● EXERCISE AIM
Repeat the listing exactly as given, omitting every image.

● THE DATA
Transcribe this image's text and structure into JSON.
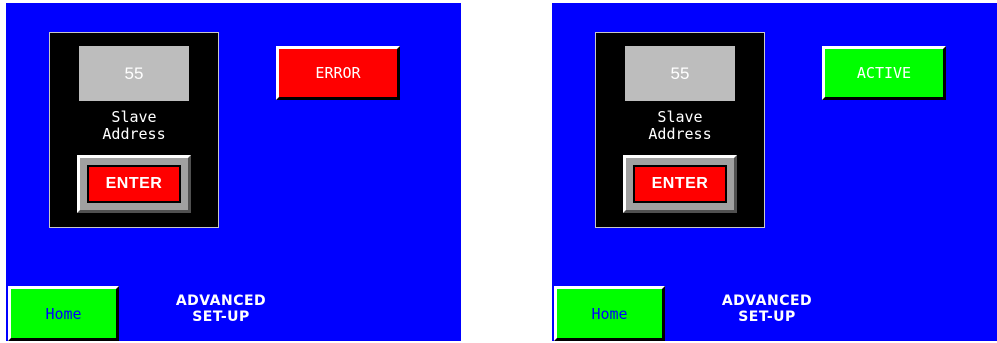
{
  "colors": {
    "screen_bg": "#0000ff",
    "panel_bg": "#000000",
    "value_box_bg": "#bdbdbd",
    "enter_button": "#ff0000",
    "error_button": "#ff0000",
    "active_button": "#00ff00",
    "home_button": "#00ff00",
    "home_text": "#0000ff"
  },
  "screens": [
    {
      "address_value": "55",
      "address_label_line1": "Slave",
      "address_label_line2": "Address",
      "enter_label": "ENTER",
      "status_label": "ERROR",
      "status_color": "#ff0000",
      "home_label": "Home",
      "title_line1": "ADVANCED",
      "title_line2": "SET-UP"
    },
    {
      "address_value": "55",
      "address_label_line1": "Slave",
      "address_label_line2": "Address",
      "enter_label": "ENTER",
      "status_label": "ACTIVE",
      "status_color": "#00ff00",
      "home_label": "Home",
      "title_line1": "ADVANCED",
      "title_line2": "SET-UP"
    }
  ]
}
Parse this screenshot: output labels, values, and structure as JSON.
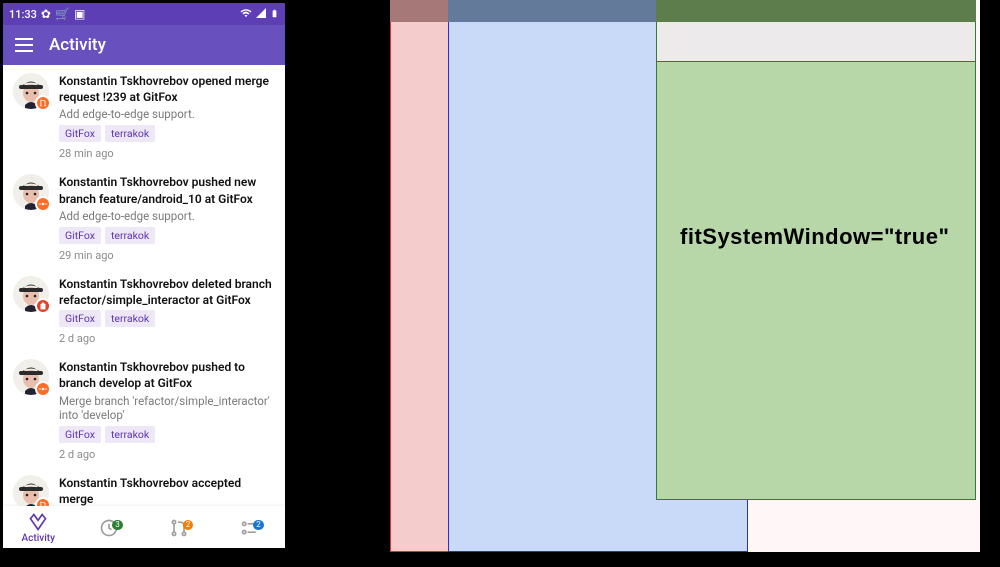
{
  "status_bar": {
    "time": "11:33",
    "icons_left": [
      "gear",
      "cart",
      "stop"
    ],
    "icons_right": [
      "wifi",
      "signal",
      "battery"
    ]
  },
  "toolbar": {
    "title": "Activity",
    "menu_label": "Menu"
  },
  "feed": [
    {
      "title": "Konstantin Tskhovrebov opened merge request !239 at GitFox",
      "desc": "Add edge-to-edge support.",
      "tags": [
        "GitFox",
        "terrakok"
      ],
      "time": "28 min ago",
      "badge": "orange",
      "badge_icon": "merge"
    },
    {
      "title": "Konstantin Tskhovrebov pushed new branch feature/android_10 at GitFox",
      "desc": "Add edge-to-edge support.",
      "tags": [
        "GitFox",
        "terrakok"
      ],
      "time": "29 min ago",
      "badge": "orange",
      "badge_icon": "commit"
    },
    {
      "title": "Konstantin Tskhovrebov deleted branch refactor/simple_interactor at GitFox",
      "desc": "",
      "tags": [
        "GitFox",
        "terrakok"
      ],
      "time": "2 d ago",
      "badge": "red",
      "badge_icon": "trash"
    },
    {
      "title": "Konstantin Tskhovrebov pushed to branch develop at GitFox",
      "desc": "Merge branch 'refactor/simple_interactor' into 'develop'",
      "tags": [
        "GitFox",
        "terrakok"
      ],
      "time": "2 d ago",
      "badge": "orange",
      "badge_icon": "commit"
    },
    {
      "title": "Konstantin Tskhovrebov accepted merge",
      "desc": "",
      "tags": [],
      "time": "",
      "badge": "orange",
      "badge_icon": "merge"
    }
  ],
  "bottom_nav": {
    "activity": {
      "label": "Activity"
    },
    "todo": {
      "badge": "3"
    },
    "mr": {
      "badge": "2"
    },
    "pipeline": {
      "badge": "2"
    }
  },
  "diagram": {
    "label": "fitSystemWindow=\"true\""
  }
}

● RESPONSE AREA
Transcribe this image's text and structure into JSON.
{
  "colors": {
    "screen_bg": "#0000ff",
    "panel_bg": "#000000",
    "value_box_bg": "#bdbdbd",
    "enter_button": "#ff0000",
    "error_button": "#ff0000",
    "active_button": "#00ff00",
    "home_button": "#00ff00",
    "home_text": "#0000ff"
  },
  "screens": [
    {
      "address_value": "55",
      "address_label_line1": "Slave",
      "address_label_line2": "Address",
      "enter_label": "ENTER",
      "status_label": "ERROR",
      "status_color": "#ff0000",
      "home_label": "Home",
      "title_line1": "ADVANCED",
      "title_line2": "SET-UP"
    },
    {
      "address_value": "55",
      "address_label_line1": "Slave",
      "address_label_line2": "Address",
      "enter_label": "ENTER",
      "status_label": "ACTIVE",
      "status_color": "#00ff00",
      "home_label": "Home",
      "title_line1": "ADVANCED",
      "title_line2": "SET-UP"
    }
  ]
}
Parse this screenshot: output labels, values, and structure as JSON.
{
  "status_bar": {
    "time": "11:33",
    "icons_left": [
      "gear",
      "cart",
      "stop"
    ],
    "icons_right": [
      "wifi",
      "signal",
      "battery"
    ]
  },
  "toolbar": {
    "title": "Activity",
    "menu_label": "Menu"
  },
  "feed": [
    {
      "title": "Konstantin Tskhovrebov opened merge request !239 at GitFox",
      "desc": "Add edge-to-edge support.",
      "tags": [
        "GitFox",
        "terrakok"
      ],
      "time": "28 min ago",
      "badge": "orange",
      "badge_icon": "merge"
    },
    {
      "title": "Konstantin Tskhovrebov pushed new branch feature/android_10 at GitFox",
      "desc": "Add edge-to-edge support.",
      "tags": [
        "GitFox",
        "terrakok"
      ],
      "time": "29 min ago",
      "badge": "orange",
      "badge_icon": "commit"
    },
    {
      "title": "Konstantin Tskhovrebov deleted branch refactor/simple_interactor at GitFox",
      "desc": "",
      "tags": [
        "GitFox",
        "terrakok"
      ],
      "time": "2 d ago",
      "badge": "red",
      "badge_icon": "trash"
    },
    {
      "title": "Konstantin Tskhovrebov pushed to branch develop at GitFox",
      "desc": "Merge branch 'refactor/simple_interactor' into 'develop'",
      "tags": [
        "GitFox",
        "terrakok"
      ],
      "time": "2 d ago",
      "badge": "orange",
      "badge_icon": "commit"
    },
    {
      "title": "Konstantin Tskhovrebov accepted merge",
      "desc": "",
      "tags": [],
      "time": "",
      "badge": "orange",
      "badge_icon": "merge"
    }
  ],
  "bottom_nav": {
    "activity": {
      "label": "Activity"
    },
    "todo": {
      "badge": "3"
    },
    "mr": {
      "badge": "2"
    },
    "pipeline": {
      "badge": "2"
    }
  },
  "diagram": {
    "label": "fitSystemWindow=\"true\""
  }
}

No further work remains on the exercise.